Differences in norepinephrine activation and diltiazem inhibition of calcium channels in isolated rabbit aorta and mesenteric resistance vessels.

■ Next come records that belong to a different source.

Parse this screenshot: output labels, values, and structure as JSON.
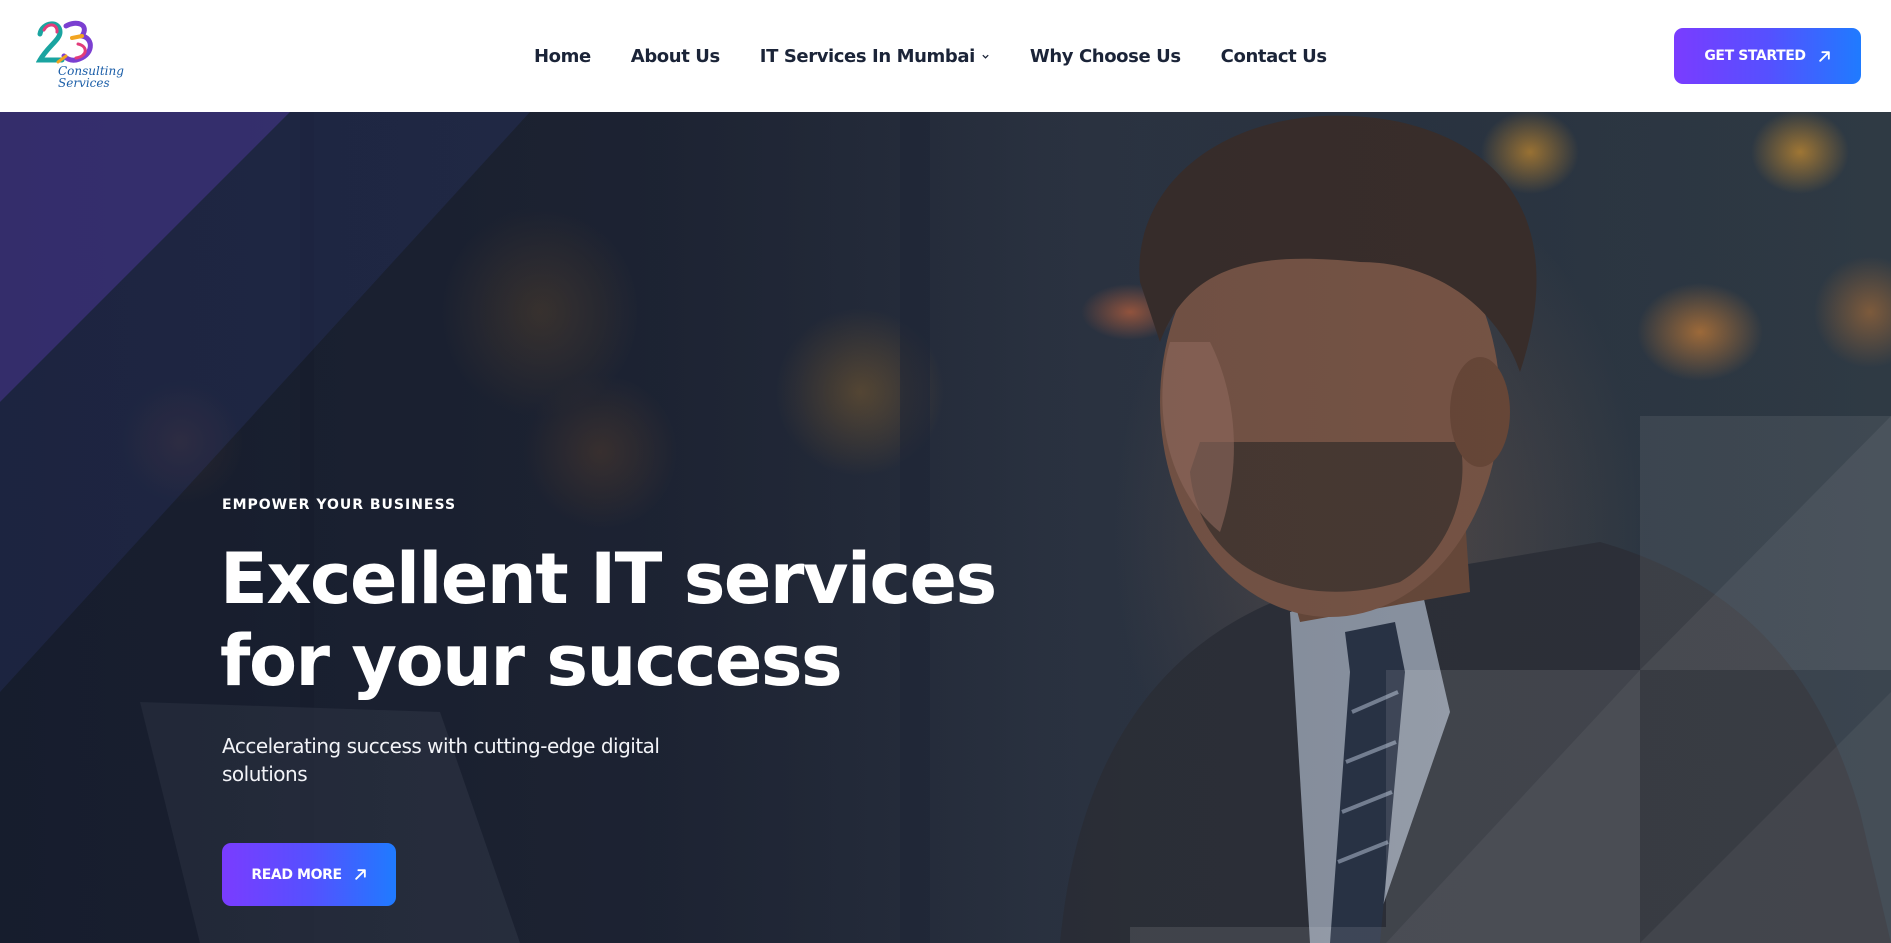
{
  "header": {
    "logo": {
      "numerals": "23",
      "line1": "Consulting",
      "line2": "Services"
    },
    "nav": [
      {
        "label": "Home"
      },
      {
        "label": "About Us"
      },
      {
        "label": "IT Services In Mumbai",
        "icon": "chevron-down-icon"
      },
      {
        "label": "Why Choose Us"
      },
      {
        "label": "Contact Us"
      }
    ],
    "cta_label": "GET STARTED",
    "cta_icon": "arrow-up-right-icon"
  },
  "hero": {
    "eyebrow": "EMPOWER YOUR BUSINESS",
    "headline_line1": "Excellent IT services",
    "headline_line2": "for your success",
    "subtext": "Accelerating success with cutting-edge digital solutions",
    "button_label": "READ MORE",
    "button_icon": "arrow-up-right-icon"
  },
  "colors": {
    "button_gradient_start": "#7a3cff",
    "button_gradient_end": "#1f7bff",
    "nav_text": "#1b2438",
    "hero_text": "#ffffff"
  }
}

The mechanisms of norepinephrine stimulation of calcium ion entry in isolated rabbit aorta and mesenteric resistance vessels were studied through measurements of effects on calcium-45 influx, tension, and membrane potential. The resistance vessels were considerably less sensitive to norepinephrine than the aorta. The aorta exhibited complex dose-response curves for norepinephrine-stimulated calcium influx and contraction, whereas these were simple in the arterioles. Both vessels were depolarized with increasing concentrations of potassium. Norepinephrine did not depolarize the aorta, whereas it did depolarize the mesenteric resistance vessels. This result supports the contention that norepinephrine opens receptor-operated channels to induce calcium entry in the aorta, while it may activate potential sensitive calcium channels in the mesenteric resistance vessels. However, the maximum depolarization with norepinephrine (10(-4) M) in the arterioles was completely blocked by 10(-5) M diltiazem, whereas that induced by 80 mM potassium was unaltered by the diltiazem. Furthermore, 10(-4) M norepinephrine was able to stimulate virtually the same contraction and calcium influx in 80 mM potassium-depolarized arterioles as in normal polarized tissues. These results are consistent with norepinephrine opening of receptor-operated channels to allow calcium entry in the rabbit mesenteric resistance vessels. That the behavior of norepinephrine-activated channels in the aorta is more complex than in the arterioles is further illustrated by a dramatically decreasing sensitivity of norepinephrine-stimulated calcium influx to diltiazem with increasing norepinephrine in the aorta but not in the arterioles.(ABSTRACT TRUNCATED AT 250 WORDS)
- Copyright © 1985 by American Heart Association